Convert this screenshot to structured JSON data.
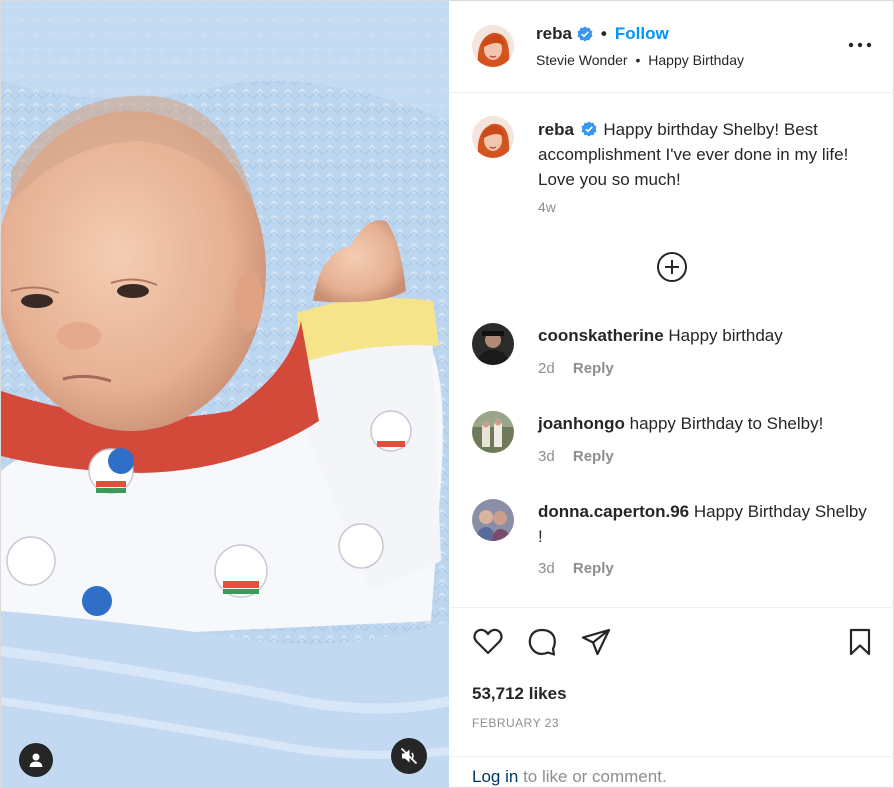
{
  "post": {
    "author": {
      "username": "reba",
      "verified": true,
      "follow_label": "Follow",
      "separator": "•",
      "audio": "Stevie Wonder",
      "location": "Happy Birthday",
      "sub_separator": "•"
    },
    "more_icon": "more-horizontal-icon",
    "caption": {
      "username": "reba",
      "text": "Happy birthday Shelby! Best accomplishment I've ever done in my life! Love you so much!",
      "time": "4w"
    },
    "load_more_icon": "plus-circle-icon",
    "comments": [
      {
        "username": "coonskatherine",
        "text": "Happy birthday",
        "time": "2d",
        "reply_label": "Reply"
      },
      {
        "username": "joanhongo",
        "text": "happy Birthday to Shelby!",
        "time": "3d",
        "reply_label": "Reply"
      },
      {
        "username": "donna.caperton.96",
        "text": "Happy Birthday Shelby !",
        "time": "3d",
        "reply_label": "Reply"
      }
    ],
    "actions": {
      "like_icon": "heart-icon",
      "comment_icon": "comment-icon",
      "share_icon": "send-icon",
      "save_icon": "bookmark-icon"
    },
    "likes": "53,712 likes",
    "date": "FEBRUARY 23",
    "login": {
      "link": "Log in",
      "text": "to like or comment."
    },
    "media": {
      "description_icons": [
        "user-tag-icon",
        "mute-icon"
      ]
    },
    "colors": {
      "accent": "#0095f6",
      "link": "#00376b",
      "muted": "#8e8e8e",
      "verified": "#3897f0"
    }
  }
}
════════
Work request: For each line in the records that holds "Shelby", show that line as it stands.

Task response:
      "text": "Happy birthday Shelby! Best accomplishment I've ever done in my life! Love you so much!",
        "text": "happy Birthday to Shelby!",
        "text": "Happy Birthday Shelby !",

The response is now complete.